Responsible for firing the first bullet in the Nisour Square massacre in 2007, former Blackwater security contractor Nicholas Slatten was sentenced Wednesday to life in federal prison. Last year, Slatten was convicted of first-degree murder after murdering an aspiring doctor without provocation.
At approximately noon on September 16, 2007, a Blackwater convoy codenamed Raven 23 disobeyed orders from U.S. Embassy officials to remain in the Green Zone and instead established a blockade at Nisour Square in Baghdad.
While driving his mother to an appointment, Ahmed Haithem Ahmed Al Rubia’y stopped his white Kia sedan at the checkpoint and waited for the Blackwater mercenaries to let them pass. Hiding inside the convoy’s command vehicle, Slatten aimed his SR-25 sniper rifle through a gun portal and fired a round at Ahmed.
As Ahmed’s head exploded, his car slipped into neutral and slowly began to approach the Blackwater convoy. While attempting to stop the car, Iraqi police officer Ali Khalaf Salman raised his left arm signaling the shooters to stop firing. Inside the sedan, Ahmed’s mother, Mahassin Mohssen Kadhum Al-Khazali, clutched his bleeding head while screaming, “My son! My son! Help me, help me!”
A Blackwater turret gunner, Jeremy Ridgeway, opened fire killing Ahmed’s mother. Another Blackwater shooter launched an M-203 grenade that caused the sedan to erupt into flames. Unleashing sniper fire, machine guns, and grenade launchers, the Blackwater convoy murdered ten unarmed men, two women, and two boys, ages 9 and 11. At least 17 more victims were wounded. The only damage inflicted upon the convoy’s command vehicle came from shrapnel by an American grenade fired at close range by a Blackwater operative.
According to witnesses, Nicholas Slatten, Paul Slough, Evan Liberty, Dustin Heard, and Jeremy Ridgeway attempted to kill everyone inNisour Square. Another turret gunner, Matthew Murphy, waved his arms warning nearby Iraqis to get down.
After ignoring repeated orders to cease firing, the massacre finally ended when Blackwater operatives turned their guns on each other. Instead of killing their own teammates, the shooters eventually decided to stop firing. As the convoy exited the square, some of the shooters continued indiscriminately firing their machine guns at civilian vehicles.
In December 2008, Ridgeway pleaded guilty to voluntary manslaughter and attempt to commit manslaughter. As Ridgeway began cooperating with prosecutors, Judge Ricardo Urbina of Federal District Court in Washington threw out the indictments against Slatten, Liberty, Slough, Heard, and Donald Ball. An appeals court reversed his ruling in 2011, allowing prosecutors to obtain indictments against them. The prosecution chose not to indict Ball again.
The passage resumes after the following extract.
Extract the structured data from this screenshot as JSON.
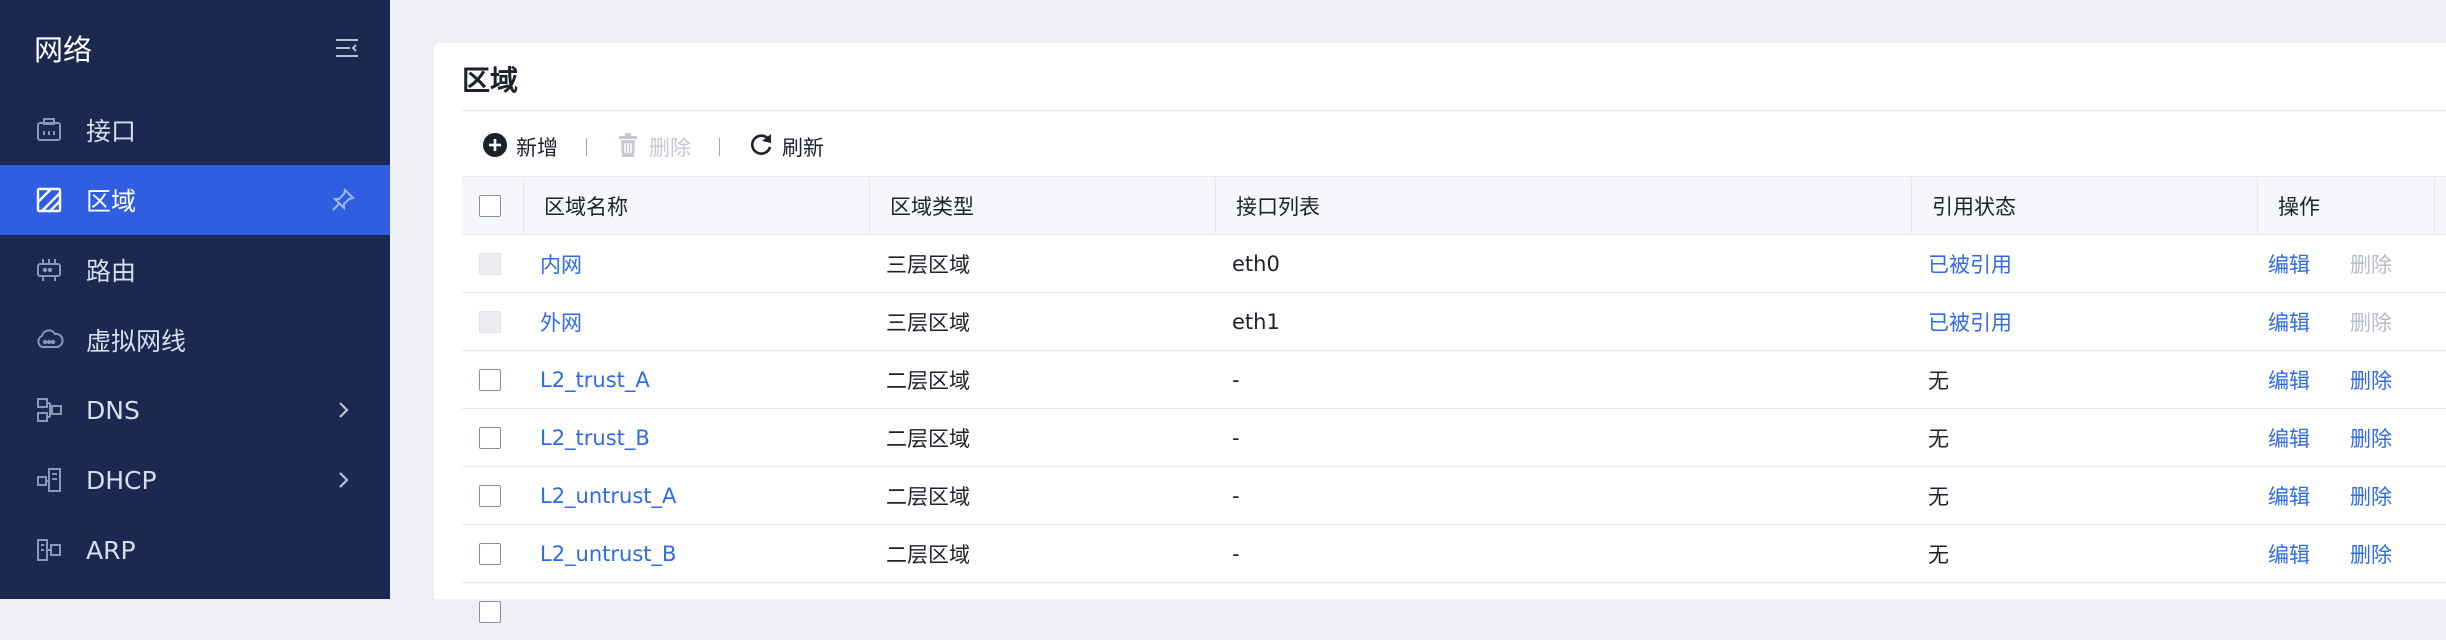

On October 22, 2014, Slatten was found guilty of first-degree murder. Slough was convicted on 13 counts of voluntary manslaughter, 17 counts of attempted manslaughter, and one firearms offense. Liberty was found guilty of eight counts of voluntary manslaughter, 12 counts of attempted manslaughter, and one firearms offense. Heard was convicted on six counts of voluntary manslaughter, 11 counts of attempted manslaughter, and one firearms offense.
On August 4, 2017, a three-judge panel of the U.S. Court of Appeals for the District of Columbia Circuit tossed Slatten’s murder conviction and ordered the other defendants to be re-sentenced. In December, Slatten was found guilty of first-degree murder in the killing of Ahmed Haithem Ahmed Al Rubia’y and the other innocent people gunned down during the massacre.
The appeals court ordered Slatten’s three co-defendants – Paul Slough, Evan Liberty, and Dustin Heard – to be re-sentenced for their roles in the crime. Slough, Liberty, and Heard remain in custody and their re-sentencing proceedings are scheduled for September 5.
On Wednesday, Slatten was sentenced to life in federal prison for initiating a massacre that left 14 Iraqi civilians dead, including 10 men, two women, and two boys, ages 9 and 11. At least another 17 victims were also injured for no justifiable reason.